Enabling Intelligent Decision-Making in Smart Cities: When Internet of Things Meets Multi-Agent Systems

Xiaoqi Tan, UofToronto

Abstract: With the rise of transportation electrification, autonomous driving and shared mobility in urban mobility systems, and increasing penetrations of variable renewable energy in smart power grids, tremendous opportunities, as well as challenges, are emerging in the forging of a sustainable urban mobility and energy future. Internet of Things (IoT) and Multi-Agent Systems (MAS) are two promising technologies in enabling smart cities. The main idea of IoT is to bring things to the Internet so that they can be monitored and controlled, and data produced by them can be leveraged by stakeholders for better decision-making. Research in MAS typically addresses autonomy and mechanism of systems with self-interested agents by drawing concepts and techniques from Artificial Intelligence. In this talk, we will discuss some major challenges of decision-making in the service management of urban mobility and energy systems, and show how IoT and MAS can help provide a distributed and intelligent decision-making for some key applications in future smart cities.

Biography: Xiaoqi Tan is currently a postdoctoral fellow at the Edward S. Rogers Sr. Department of Electrical and Computer Engineering, University of Toronto, hosted by Professor Alberto Leon-Garcia. Before that, he received his Ph.D. degree from the Department of Electronic and Computer Engineering, Hong Kong University of Science and Technology, in Jan. 2018, and the B.Eng. degree with First Class Honor from the Department of Information Engineering, Xi'an Jiaotong University, Xi'an, China, in 2012. From Oct. 2015 to May 2016, he was a research fellow in the School of Engineering and Applied Science, Harvard University, Cambridge, MA, USA. His research interests include algorithmic mechanism design, optimization and learning algorithms, and performance evaluation, with applications to mobility and energy systems, Internet of Things and communication networks.

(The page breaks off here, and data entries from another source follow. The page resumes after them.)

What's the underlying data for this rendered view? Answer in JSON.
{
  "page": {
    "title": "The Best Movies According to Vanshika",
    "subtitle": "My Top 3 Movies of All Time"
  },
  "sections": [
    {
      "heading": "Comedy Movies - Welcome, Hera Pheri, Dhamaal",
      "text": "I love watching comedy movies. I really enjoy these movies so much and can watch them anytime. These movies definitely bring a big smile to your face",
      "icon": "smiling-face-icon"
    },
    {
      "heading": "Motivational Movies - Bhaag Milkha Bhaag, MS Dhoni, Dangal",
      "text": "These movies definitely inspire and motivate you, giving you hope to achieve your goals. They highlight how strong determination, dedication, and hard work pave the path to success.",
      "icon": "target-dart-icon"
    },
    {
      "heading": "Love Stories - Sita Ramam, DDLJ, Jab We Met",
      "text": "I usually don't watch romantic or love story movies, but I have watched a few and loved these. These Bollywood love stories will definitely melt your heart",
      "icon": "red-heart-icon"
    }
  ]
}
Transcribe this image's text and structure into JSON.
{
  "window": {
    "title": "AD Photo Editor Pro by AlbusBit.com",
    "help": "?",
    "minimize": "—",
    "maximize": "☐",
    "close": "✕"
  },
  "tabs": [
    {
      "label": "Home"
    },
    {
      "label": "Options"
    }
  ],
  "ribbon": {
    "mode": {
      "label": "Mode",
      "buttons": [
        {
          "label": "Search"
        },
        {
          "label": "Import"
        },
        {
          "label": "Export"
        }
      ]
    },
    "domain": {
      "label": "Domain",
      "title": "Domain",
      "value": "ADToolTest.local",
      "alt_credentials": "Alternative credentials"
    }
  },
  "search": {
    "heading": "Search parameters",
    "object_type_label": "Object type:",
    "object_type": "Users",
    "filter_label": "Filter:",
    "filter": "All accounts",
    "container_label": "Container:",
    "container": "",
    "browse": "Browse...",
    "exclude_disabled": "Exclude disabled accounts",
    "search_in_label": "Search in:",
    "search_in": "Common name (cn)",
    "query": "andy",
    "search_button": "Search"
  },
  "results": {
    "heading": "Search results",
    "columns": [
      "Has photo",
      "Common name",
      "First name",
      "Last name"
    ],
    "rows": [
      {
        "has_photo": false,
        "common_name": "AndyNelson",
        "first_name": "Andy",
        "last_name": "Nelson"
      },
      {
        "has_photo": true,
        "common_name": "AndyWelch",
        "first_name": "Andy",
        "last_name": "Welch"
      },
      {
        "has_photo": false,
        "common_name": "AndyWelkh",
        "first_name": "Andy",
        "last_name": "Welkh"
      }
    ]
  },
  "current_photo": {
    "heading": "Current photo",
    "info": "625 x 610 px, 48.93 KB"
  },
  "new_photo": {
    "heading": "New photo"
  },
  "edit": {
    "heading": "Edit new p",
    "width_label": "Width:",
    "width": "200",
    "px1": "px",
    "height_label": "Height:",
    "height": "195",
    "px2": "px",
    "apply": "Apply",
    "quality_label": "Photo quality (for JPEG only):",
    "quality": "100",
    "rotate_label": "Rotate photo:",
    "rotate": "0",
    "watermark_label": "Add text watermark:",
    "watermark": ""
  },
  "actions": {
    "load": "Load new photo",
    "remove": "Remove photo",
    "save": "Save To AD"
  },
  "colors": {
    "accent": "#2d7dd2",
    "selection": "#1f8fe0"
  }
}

Sponsored by the IBM Canada Laboratory, CASCON is a premier academic and industrial conference in the field of computer science and software engineering which gathers world-wide scientists, innovators, entrepreneurs and experts from academia, industry and government to share and discuss the latest knowledge, technologies and products. For more information about the conference, please visit: